It has honestly taken me a long time to fall for Chêne. I usually like wood scents, but Chêne has a weird sweetness and not-so-subtle funk that never really spoke to me until recently. Perhaps I just needed to wear it on a particularly nice day, but now I’m enjoying it.
So what does it smell like? Oak, mostly. There’s a standard oak note in niche perfumes (especially the Duchoufour L’Artisans) that’s almost exaggeratedly dry and very dusty – this isn’t that. Instead, it’s more like moist tree bark. There are undertones of maple syrup, moss, and fresh earth, with a fairly strong leathery sweaty note in there as well. There’s a hard-to-place red sweetness (maybe berries or cedar) that hints at red wine, though Chêne smells to me more like a grove of trees than a winery.

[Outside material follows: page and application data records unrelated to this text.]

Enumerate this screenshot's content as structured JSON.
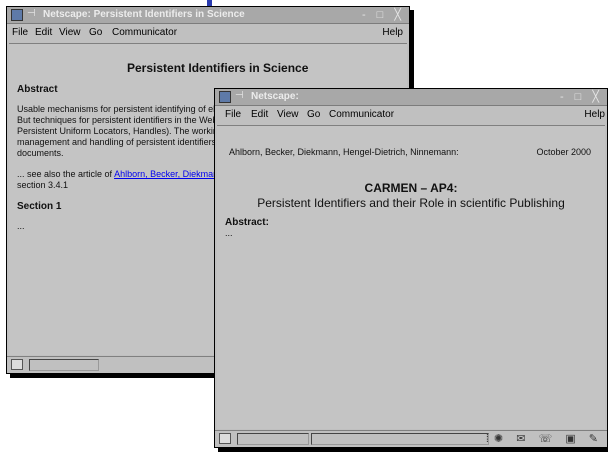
{
  "colors": {
    "accent": "#2a3bb0",
    "window_bg": "#c0c0c0",
    "link": "#0000ee"
  },
  "window1": {
    "title": "Netscape: Persistent Identifiers in Science",
    "controls": "- □ ╳",
    "menu": {
      "file": "File",
      "edit": "Edit",
      "view": "View",
      "go": "Go",
      "communicator": "Communicator",
      "help": "Help"
    },
    "heading": "Persistent Identifiers in Science",
    "abstract_label": "Abstract",
    "lines": [
      "Usable mechanisms for persistent identifying of ele",
      "But techniques for persistent identifiers in the Web",
      "Persistent Uniform Locators, Handles). The workin",
      "management and handling of persistent identifiers",
      "documents."
    ],
    "see_also_prefix": "... see also the article of ",
    "see_also_link": "Ahlborn, Becker, Diekmar",
    "section_ref": "section 3.4.1",
    "section1_label": "Section 1",
    "section1_body": "..."
  },
  "window2": {
    "title": "Netscape:",
    "controls": "- □ ╳",
    "menu": {
      "file": "File",
      "edit": "Edit",
      "view": "View",
      "go": "Go",
      "communicator": "Communicator",
      "help": "Help"
    },
    "authors": "Ahlborn, Becker, Diekmann, Hengel-Dietrich, Ninnemann:",
    "date": "October 2000",
    "heading1": "CARMEN – AP4:",
    "heading2": "Persistent Identifiers and their Role in scientific Publishing",
    "abstract_label": "Abstract:",
    "abstract_body": "..."
  }
}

This boozy woody fragrance is one you have to try. Reminds me a lot of Gucci Pour Homme. Wood and tree sap mixed with a cognac drink is what I get from this. Sounds strange, but that's what I get.8.5/10
19th July, 2014 (last edited: 07th October, 2016)